[Excerpts from an interface dataset]
::::

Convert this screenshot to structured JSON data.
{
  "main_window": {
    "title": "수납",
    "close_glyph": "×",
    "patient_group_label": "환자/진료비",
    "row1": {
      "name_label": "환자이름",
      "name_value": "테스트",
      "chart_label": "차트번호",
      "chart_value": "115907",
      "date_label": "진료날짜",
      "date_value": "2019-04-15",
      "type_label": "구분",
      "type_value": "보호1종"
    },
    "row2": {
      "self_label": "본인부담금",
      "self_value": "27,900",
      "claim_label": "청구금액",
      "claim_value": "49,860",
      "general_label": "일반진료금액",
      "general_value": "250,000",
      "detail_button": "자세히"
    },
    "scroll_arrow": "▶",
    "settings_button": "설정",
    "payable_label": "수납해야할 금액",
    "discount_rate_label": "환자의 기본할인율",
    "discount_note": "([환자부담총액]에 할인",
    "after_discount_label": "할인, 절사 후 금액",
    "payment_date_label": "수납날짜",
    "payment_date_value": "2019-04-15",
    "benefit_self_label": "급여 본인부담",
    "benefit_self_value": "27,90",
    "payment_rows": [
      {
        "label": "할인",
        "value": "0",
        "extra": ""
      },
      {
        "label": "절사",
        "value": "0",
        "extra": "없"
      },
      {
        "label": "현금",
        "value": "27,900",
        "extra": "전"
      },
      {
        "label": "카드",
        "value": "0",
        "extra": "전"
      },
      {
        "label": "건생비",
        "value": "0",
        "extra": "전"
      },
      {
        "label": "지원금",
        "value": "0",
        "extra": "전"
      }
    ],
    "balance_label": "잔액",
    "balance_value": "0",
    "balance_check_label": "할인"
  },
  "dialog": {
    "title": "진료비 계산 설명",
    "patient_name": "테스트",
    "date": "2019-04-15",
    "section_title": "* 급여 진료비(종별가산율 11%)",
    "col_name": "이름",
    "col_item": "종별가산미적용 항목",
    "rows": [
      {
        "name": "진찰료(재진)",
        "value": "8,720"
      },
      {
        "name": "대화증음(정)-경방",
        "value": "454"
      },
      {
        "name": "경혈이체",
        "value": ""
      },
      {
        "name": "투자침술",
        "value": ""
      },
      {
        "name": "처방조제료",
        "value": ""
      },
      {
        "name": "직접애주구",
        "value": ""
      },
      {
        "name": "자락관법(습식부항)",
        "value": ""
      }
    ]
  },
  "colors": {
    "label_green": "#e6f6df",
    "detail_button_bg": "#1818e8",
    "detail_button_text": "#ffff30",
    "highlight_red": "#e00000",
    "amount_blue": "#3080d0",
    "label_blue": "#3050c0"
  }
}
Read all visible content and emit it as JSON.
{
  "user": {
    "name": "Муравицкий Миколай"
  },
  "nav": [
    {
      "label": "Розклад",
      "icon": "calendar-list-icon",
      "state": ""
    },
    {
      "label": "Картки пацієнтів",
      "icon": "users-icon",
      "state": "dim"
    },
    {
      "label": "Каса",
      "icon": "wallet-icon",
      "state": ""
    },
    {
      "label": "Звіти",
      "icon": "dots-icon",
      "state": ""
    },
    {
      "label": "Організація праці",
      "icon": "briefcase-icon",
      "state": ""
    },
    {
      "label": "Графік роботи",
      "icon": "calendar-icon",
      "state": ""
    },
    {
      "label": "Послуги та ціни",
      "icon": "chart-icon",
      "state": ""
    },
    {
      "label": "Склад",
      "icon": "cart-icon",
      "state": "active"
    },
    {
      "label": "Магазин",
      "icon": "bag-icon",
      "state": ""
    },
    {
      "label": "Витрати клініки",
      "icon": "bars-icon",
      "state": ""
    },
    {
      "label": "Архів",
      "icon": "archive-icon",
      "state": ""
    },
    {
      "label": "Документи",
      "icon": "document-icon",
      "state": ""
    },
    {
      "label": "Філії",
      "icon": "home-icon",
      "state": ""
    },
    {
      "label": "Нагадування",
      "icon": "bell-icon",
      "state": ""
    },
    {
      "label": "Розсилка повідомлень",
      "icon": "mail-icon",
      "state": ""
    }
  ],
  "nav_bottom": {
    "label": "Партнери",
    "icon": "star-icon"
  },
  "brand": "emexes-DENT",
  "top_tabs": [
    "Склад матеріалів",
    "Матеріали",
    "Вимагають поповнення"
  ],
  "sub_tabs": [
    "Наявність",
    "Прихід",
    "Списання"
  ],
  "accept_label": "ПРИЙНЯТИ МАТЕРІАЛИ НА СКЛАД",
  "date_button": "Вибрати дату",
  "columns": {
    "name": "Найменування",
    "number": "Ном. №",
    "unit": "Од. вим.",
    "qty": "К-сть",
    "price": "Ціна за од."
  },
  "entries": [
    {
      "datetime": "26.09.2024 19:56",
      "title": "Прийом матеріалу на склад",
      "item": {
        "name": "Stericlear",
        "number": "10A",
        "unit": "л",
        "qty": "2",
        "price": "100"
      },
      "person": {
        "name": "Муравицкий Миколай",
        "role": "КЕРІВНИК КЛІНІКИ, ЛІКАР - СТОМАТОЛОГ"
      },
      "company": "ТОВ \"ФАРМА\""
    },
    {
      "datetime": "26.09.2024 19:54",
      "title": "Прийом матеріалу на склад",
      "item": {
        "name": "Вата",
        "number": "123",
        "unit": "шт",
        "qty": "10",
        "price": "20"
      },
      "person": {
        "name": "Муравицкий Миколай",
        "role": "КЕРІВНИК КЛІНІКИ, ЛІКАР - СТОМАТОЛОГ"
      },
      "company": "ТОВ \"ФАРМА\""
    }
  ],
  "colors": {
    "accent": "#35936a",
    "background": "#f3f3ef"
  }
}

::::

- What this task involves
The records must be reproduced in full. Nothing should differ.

- Result of this exercise
Convert this screenshot to structured JSON data.
{
  "main_window": {
    "title": "수납",
    "close_glyph": "×",
    "patient_group_label": "환자/진료비",
    "row1": {
      "name_label": "환자이름",
      "name_value": "테스트",
      "chart_label": "차트번호",
      "chart_value": "115907",
      "date_label": "진료날짜",
      "date_value": "2019-04-15",
      "type_label": "구분",
      "type_value": "보호1종"
    },
    "row2": {
      "self_label": "본인부담금",
      "self_value": "27,900",
      "claim_label": "청구금액",
      "claim_value": "49,860",
      "general_label": "일반진료금액",
      "general_value": "250,000",
      "detail_button": "자세히"
    },
    "scroll_arrow": "▶",
    "settings_button": "설정",
    "payable_label": "수납해야할 금액",
    "discount_rate_label": "환자의 기본할인율",
    "discount_note": "([환자부담총액]에 할인",
    "after_discount_label": "할인, 절사 후 금액",
    "payment_date_label": "수납날짜",
    "payment_date_value": "2019-04-15",
    "benefit_self_label": "급여 본인부담",
    "benefit_self_value": "27,90",
    "payment_rows": [
      {
        "label": "할인",
        "value": "0",
        "extra": ""
      },
      {
        "label": "절사",
        "value": "0",
        "extra": "없"
      },
      {
        "label": "현금",
        "value": "27,900",
        "extra": "전"
      },
      {
        "label": "카드",
        "value": "0",
        "extra": "전"
      },
      {
        "label": "건생비",
        "value": "0",
        "extra": "전"
      },
      {
        "label": "지원금",
        "value": "0",
        "extra": "전"
      }
    ],
    "balance_label": "잔액",
    "balance_value": "0",
    "balance_check_label": "할인"
  },
  "dialog": {
    "title": "진료비 계산 설명",
    "patient_name": "테스트",
    "date": "2019-04-15",
    "section_title": "* 급여 진료비(종별가산율 11%)",
    "col_name": "이름",
    "col_item": "종별가산미적용 항목",
    "rows": [
      {
        "name": "진찰료(재진)",
        "value": "8,720"
      },
      {
        "name": "대화증음(정)-경방",
        "value": "454"
      },
      {
        "name": "경혈이체",
        "value": ""
      },
      {
        "name": "투자침술",
        "value": ""
      },
      {
        "name": "처방조제료",
        "value": ""
      },
      {
        "name": "직접애주구",
        "value": ""
      },
      {
        "name": "자락관법(습식부항)",
        "value": ""
      }
    ]
  },
  "colors": {
    "label_green": "#e6f6df",
    "detail_button_bg": "#1818e8",
    "detail_button_text": "#ffff30",
    "highlight_red": "#e00000",
    "amount_blue": "#3080d0",
    "label_blue": "#3050c0"
  }
}
Read all visible content and emit it as JSON.
{
  "user": {
    "name": "Муравицкий Миколай"
  },
  "nav": [
    {
      "label": "Розклад",
      "icon": "calendar-list-icon",
      "state": ""
    },
    {
      "label": "Картки пацієнтів",
      "icon": "users-icon",
      "state": "dim"
    },
    {
      "label": "Каса",
      "icon": "wallet-icon",
      "state": ""
    },
    {
      "label": "Звіти",
      "icon": "dots-icon",
      "state": ""
    },
    {
      "label": "Організація праці",
      "icon": "briefcase-icon",
      "state": ""
    },
    {
      "label": "Графік роботи",
      "icon": "calendar-icon",
      "state": ""
    },
    {
      "label": "Послуги та ціни",
      "icon": "chart-icon",
      "state": ""
    },
    {
      "label": "Склад",
      "icon": "cart-icon",
      "state": "active"
    },
    {
      "label": "Магазин",
      "icon": "bag-icon",
      "state": ""
    },
    {
      "label": "Витрати клініки",
      "icon": "bars-icon",
      "state": ""
    },
    {
      "label": "Архів",
      "icon": "archive-icon",
      "state": ""
    },
    {
      "label": "Документи",
      "icon": "document-icon",
      "state": ""
    },
    {
      "label": "Філії",
      "icon": "home-icon",
      "state": ""
    },
    {
      "label": "Нагадування",
      "icon": "bell-icon",
      "state": ""
    },
    {
      "label": "Розсилка повідомлень",
      "icon": "mail-icon",
      "state": ""
    }
  ],
  "nav_bottom": {
    "label": "Партнери",
    "icon": "star-icon"
  },
  "brand": "emexes-DENT",
  "top_tabs": [
    "Склад матеріалів",
    "Матеріали",
    "Вимагають поповнення"
  ],
  "sub_tabs": [
    "Наявність",
    "Прихід",
    "Списання"
  ],
  "accept_label": "ПРИЙНЯТИ МАТЕРІАЛИ НА СКЛАД",
  "date_button": "Вибрати дату",
  "columns": {
    "name": "Найменування",
    "number": "Ном. №",
    "unit": "Од. вим.",
    "qty": "К-сть",
    "price": "Ціна за од."
  },
  "entries": [
    {
      "datetime": "26.09.2024 19:56",
      "title": "Прийом матеріалу на склад",
      "item": {
        "name": "Stericlear",
        "number": "10A",
        "unit": "л",
        "qty": "2",
        "price": "100"
      },
      "person": {
        "name": "Муравицкий Миколай",
        "role": "КЕРІВНИК КЛІНІКИ, ЛІКАР - СТОМАТОЛОГ"
      },
      "company": "ТОВ \"ФАРМА\""
    },
    {
      "datetime": "26.09.2024 19:54",
      "title": "Прийом матеріалу на склад",
      "item": {
        "name": "Вата",
        "number": "123",
        "unit": "шт",
        "qty": "10",
        "price": "20"
      },
      "person": {
        "name": "Муравицкий Миколай",
        "role": "КЕРІВНИК КЛІНІКИ, ЛІКАР - СТОМАТОЛОГ"
      },
      "company": "ТОВ \"ФАРМА\""
    }
  ],
  "colors": {
    "accent": "#35936a",
    "background": "#f3f3ef"
  }
}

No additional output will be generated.